early 14c., "plane figure having four equal sides and two acute and two obtuse angles," from Old French losenge "rhombus shape, diamond-shape" (as an ornamental motif in heraldry, etc.); "small square cake; windowpane," etc., a word used for many flat quadrilateral things (Modern French losange). It has cognates in Spanish losange, Catalan llosange, Italian lozanga, but the origin is disputed.
Probably from a pre-Roman Celtic language, perhaps Iberian *lausa or Gaulish *lausa "flat stone" (compare Provençal lausa, Spanish losa, Catalan llosa, Portuguese lousa "slab, tombstone"). From late 14c. as "diamond-shaped cake or wafer;" specific sense "small cake or tablet (originally diamond-shaped) of medicine and sugar, etc., meant to be held in the mouth and dissolved" is from 1520s.

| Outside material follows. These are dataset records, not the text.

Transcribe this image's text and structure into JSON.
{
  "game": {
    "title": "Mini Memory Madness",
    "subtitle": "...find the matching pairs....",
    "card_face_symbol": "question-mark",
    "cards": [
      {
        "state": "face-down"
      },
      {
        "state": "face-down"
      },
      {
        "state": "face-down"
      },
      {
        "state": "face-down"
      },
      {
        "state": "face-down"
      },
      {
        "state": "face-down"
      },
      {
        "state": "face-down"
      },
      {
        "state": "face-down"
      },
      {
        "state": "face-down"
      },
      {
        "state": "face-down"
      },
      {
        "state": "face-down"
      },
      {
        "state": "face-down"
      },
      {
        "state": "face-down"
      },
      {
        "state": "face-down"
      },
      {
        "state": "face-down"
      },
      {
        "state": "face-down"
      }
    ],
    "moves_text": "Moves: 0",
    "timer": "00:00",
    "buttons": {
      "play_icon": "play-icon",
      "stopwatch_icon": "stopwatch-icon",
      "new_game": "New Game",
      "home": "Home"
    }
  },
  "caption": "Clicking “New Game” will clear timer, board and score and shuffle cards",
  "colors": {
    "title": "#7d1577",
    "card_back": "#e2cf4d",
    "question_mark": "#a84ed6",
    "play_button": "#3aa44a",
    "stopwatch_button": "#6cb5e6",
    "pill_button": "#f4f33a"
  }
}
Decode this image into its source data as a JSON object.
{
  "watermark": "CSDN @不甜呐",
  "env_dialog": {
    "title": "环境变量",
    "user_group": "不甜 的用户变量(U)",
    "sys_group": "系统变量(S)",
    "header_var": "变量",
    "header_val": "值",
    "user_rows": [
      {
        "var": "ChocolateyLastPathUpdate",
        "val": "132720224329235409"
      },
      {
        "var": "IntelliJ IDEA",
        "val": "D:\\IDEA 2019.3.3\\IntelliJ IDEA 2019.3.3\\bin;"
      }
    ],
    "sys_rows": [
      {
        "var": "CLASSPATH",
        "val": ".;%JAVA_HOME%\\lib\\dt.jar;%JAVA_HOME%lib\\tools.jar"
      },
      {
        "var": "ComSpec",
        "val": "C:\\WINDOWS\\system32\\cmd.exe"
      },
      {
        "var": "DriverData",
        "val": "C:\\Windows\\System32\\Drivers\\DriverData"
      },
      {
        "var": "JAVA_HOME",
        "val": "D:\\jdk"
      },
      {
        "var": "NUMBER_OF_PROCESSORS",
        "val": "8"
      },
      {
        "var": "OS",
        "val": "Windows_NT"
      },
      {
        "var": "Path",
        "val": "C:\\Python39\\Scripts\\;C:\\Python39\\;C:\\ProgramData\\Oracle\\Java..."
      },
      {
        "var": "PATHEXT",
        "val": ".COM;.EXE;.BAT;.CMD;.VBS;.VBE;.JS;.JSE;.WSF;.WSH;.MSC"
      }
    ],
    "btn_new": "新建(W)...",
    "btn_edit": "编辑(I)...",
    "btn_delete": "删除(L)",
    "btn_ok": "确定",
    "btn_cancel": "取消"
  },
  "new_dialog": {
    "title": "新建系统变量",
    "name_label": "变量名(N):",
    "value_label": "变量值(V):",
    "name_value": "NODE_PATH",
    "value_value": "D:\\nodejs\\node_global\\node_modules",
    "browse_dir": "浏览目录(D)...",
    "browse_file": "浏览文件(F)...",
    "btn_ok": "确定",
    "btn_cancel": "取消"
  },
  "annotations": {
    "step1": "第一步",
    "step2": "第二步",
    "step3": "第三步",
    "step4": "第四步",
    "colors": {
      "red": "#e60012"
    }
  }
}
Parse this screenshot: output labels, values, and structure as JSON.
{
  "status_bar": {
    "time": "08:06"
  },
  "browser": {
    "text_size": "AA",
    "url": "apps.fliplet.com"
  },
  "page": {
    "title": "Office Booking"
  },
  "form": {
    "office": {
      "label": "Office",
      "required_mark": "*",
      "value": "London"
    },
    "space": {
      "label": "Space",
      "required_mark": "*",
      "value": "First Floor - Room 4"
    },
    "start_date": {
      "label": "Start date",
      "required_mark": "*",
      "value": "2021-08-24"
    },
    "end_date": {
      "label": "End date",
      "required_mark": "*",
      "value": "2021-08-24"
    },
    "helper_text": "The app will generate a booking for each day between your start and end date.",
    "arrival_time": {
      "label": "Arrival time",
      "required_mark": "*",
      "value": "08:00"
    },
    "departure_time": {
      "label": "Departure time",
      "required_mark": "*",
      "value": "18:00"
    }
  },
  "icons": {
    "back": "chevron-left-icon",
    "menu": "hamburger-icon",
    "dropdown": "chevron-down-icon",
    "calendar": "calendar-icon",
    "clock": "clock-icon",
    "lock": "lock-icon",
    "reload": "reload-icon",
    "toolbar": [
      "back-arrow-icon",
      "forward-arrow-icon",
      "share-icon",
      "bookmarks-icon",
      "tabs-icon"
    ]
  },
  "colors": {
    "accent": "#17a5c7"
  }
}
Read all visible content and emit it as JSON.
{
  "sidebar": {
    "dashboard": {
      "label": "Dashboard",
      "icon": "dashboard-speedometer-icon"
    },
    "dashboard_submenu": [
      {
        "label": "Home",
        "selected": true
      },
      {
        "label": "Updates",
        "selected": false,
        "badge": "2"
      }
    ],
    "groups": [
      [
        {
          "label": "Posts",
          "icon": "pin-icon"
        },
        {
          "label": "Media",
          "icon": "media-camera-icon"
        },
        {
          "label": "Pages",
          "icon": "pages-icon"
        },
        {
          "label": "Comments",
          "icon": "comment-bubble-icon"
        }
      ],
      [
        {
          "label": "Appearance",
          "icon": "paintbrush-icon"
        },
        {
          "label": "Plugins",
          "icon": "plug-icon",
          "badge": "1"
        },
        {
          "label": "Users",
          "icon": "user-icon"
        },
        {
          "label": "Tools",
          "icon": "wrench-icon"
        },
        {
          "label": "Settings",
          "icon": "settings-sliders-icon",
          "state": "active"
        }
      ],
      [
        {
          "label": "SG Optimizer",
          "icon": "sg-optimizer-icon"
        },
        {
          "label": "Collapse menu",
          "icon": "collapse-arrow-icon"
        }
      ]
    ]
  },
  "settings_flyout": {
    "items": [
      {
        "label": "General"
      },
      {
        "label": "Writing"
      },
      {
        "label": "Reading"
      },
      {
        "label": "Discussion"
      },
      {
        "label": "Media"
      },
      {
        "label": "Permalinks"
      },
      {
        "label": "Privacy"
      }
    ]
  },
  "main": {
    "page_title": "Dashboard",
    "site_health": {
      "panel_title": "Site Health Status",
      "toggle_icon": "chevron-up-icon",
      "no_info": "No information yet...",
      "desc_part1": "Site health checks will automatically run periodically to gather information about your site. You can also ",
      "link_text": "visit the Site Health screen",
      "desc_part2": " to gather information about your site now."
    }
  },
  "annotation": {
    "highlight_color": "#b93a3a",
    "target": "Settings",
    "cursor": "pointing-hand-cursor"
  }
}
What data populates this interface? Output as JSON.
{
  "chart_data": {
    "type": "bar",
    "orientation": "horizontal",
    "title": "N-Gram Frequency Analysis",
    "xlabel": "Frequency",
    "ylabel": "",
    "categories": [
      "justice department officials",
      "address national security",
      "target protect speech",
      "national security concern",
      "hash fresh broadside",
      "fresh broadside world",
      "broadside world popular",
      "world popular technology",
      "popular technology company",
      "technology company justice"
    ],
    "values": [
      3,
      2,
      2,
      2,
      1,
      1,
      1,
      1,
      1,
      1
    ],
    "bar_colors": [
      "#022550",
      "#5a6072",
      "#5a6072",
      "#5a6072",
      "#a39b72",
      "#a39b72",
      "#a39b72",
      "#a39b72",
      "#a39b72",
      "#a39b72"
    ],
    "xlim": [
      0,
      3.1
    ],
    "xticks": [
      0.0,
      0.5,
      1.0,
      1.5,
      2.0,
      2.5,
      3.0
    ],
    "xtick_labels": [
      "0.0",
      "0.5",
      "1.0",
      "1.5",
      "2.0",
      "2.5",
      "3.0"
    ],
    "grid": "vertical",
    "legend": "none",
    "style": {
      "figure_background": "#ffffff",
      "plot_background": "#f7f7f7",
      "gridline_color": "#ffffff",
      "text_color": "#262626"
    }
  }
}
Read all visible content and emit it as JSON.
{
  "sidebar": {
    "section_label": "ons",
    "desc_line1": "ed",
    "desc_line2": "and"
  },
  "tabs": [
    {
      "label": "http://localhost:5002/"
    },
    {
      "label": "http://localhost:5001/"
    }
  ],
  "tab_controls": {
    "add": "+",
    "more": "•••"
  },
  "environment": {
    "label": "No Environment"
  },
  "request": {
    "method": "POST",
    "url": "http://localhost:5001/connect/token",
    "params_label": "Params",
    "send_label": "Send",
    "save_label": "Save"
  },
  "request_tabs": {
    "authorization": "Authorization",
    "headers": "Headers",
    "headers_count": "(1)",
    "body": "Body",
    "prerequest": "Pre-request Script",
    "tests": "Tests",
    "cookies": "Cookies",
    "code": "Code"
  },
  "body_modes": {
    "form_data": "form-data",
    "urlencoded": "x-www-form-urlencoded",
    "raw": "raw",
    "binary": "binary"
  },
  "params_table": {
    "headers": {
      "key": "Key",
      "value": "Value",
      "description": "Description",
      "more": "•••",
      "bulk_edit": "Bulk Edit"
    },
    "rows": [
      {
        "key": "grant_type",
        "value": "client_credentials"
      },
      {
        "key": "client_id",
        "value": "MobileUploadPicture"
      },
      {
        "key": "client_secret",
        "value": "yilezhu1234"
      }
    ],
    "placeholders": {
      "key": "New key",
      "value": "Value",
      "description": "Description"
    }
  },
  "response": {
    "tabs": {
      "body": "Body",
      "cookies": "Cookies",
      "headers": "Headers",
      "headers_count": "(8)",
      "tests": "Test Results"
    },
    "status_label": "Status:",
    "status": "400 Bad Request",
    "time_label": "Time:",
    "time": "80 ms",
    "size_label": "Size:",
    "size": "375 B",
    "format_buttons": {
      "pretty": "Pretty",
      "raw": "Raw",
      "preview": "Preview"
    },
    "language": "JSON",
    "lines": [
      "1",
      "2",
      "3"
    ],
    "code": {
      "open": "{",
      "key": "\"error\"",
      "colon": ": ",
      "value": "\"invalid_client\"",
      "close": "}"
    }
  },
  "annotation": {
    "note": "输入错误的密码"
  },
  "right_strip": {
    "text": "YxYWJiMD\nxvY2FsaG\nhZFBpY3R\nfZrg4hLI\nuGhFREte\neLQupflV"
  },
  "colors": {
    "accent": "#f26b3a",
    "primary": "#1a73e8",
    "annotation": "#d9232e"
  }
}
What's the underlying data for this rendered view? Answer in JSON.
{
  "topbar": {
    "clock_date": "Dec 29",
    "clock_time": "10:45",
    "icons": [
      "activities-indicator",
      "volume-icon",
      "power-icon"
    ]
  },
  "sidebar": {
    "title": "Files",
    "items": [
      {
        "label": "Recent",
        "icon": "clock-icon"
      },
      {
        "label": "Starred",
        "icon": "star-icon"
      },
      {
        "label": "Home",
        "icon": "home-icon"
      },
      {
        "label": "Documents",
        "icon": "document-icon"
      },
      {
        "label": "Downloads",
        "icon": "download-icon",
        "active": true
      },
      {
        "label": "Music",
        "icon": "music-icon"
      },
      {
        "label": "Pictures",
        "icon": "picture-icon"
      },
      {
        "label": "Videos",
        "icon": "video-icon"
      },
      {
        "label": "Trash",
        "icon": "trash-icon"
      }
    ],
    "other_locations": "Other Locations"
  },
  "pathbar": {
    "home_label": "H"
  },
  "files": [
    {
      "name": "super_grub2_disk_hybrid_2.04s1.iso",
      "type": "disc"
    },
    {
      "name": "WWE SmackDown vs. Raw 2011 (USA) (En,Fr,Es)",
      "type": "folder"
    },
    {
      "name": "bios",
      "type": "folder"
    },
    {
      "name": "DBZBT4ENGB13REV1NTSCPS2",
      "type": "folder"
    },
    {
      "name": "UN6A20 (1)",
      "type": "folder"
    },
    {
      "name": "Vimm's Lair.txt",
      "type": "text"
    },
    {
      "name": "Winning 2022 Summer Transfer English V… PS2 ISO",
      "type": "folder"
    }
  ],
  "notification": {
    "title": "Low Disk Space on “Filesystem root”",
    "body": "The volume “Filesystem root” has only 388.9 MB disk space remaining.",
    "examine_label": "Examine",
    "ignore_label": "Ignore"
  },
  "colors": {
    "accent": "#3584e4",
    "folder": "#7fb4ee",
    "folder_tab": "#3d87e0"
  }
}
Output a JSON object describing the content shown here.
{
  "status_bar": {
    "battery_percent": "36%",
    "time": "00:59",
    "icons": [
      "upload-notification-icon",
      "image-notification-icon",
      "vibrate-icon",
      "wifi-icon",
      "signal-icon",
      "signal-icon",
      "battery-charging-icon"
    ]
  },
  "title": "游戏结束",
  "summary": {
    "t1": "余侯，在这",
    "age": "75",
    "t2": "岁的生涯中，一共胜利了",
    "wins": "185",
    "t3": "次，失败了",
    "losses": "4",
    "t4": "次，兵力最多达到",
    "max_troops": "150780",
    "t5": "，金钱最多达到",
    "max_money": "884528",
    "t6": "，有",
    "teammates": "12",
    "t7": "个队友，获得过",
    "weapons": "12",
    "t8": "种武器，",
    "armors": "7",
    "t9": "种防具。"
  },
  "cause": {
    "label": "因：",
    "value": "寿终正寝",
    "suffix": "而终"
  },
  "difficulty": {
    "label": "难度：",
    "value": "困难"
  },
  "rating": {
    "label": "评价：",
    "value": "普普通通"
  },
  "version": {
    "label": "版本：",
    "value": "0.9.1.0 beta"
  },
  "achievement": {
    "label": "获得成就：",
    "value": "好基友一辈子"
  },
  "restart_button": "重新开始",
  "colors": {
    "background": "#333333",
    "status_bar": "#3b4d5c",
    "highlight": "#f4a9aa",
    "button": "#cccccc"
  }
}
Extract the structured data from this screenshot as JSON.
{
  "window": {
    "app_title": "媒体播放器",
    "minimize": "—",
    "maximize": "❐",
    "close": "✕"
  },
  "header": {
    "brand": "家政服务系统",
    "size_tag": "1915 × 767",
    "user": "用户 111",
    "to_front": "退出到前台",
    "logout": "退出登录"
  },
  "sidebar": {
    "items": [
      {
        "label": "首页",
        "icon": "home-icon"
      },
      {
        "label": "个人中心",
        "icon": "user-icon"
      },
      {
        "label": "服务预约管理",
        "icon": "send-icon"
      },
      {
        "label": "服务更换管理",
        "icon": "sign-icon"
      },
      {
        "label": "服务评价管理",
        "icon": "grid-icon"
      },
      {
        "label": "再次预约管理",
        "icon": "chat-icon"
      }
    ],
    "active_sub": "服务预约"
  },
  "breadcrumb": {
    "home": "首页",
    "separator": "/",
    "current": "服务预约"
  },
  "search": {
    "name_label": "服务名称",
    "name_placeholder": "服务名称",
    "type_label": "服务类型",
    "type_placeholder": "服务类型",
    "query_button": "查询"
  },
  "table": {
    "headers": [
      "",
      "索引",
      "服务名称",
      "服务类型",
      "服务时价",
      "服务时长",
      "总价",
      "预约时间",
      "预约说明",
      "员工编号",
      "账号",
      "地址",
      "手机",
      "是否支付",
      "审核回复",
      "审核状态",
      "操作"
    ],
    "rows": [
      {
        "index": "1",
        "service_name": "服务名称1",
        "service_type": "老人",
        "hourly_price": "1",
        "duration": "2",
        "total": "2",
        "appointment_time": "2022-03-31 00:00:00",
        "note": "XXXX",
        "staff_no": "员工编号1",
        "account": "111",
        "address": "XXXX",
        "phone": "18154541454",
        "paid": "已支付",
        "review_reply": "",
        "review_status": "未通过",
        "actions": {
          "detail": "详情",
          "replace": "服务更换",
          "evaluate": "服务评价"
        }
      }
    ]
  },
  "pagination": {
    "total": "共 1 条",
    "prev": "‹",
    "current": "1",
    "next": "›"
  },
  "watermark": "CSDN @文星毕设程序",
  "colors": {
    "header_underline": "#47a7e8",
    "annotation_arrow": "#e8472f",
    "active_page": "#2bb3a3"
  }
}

The related words in Continental languages often have a sense "flattery, deceit" (compare Old French losengier "to praise unduly," losenge "flattery, false praise; deceitful friendliness"), which comes probably via the notion of square flat slabs of tombstones and their fulsome epithets. Some of this made its way into Middle English via French. Chaucer uses losenger "flatterer, deceiver;" losengerye "flattery."
geometric figure, "oblique-angled equilateral parallelogram," 1570s, from French rhombe, from Latin rhombus "a magician's circle," also a kind of fish, which in Late Latin took on also the geometric sense. This is from Greek rhombos "circular movement, spinning motion; spinning-top; magic wheel used by sorcerers; tambourine;" also "a geometrical rhomb," also the name of a flatfish.
Watkins has this from rhembesthai "to spin, whirl," from PIE *wrembh-, from *werbh- "to turn, twist, bend" (source also of Old English weorpan "to throw away"), from root *wer- (2) "to turn, bend" (see versus). But Beekes connects rhombos to rhembomai "to go about, wander, roam about, act random," despite this being attested "much later," a word of no clear etymology.
In general use in reference to any lozenge-shaped object. Related: Rhombic.
Middle English drope, from Old English dropa "a small, spherical mass of liquid," from Proto-Germanic *drupon (source also of Old Saxon dropo, Old Norse dropi, Dutch drop, Old High German tropfo, German Tropfen (n.)); see drop (v.).
Sense of "minute quantity of anything, least possible amount" is from c. 1200. Meaning "an act of dropping" is from 1630s; of immaterial things (prices, temperatures, etc.) from mid-19c. Meaning "lozenge, hard candy" is 1723, from resemblance in shape. Meaning "secret place where things can be left illicitly and picked up later" is from 1931. Theatrical meaning "painted curtain dropped between scenes to conceal the stage from the audience" is by 1779.
Drop in the bucket (late 14c.) is from Isaiah xl.15 [KJV]. At the drop of a hat "suddenly" is from 1854. To get the drop on "be prepared before one's antagonist" originally was Old West gunslinger slang (1869).
1620s, "of the taste of vinegar," from French acide (16c.) or directly from Latin acidus "sour, sharp, tart" (also figurative, "disagreeable," etc.), adjective of state from acere "to be sour, be sharp" (from PIE root *ak- "be sharp, rise (out) to a point, pierce").
Figurative use in English is from 1775; applied to intense colors from 1916; an acid dye (1888) involves an acid bath. Acid rain "highly acidity in rain caused by atmospheric pollution" is recorded by 1859 in reference to England. Acid drop as a kind of hard sugar candy flavored with tartaric acid is by 1835, with drop (n.) in the "lozenge" sense. Acid test is American English, 1881, in literal use a quick way to distinguish gold from similar metals by application of nitric acid. Fowler wrote (1920) that it was then in vogue in the figurative sense and "became familiar through a conspicuous use of it during the war by President Wilson."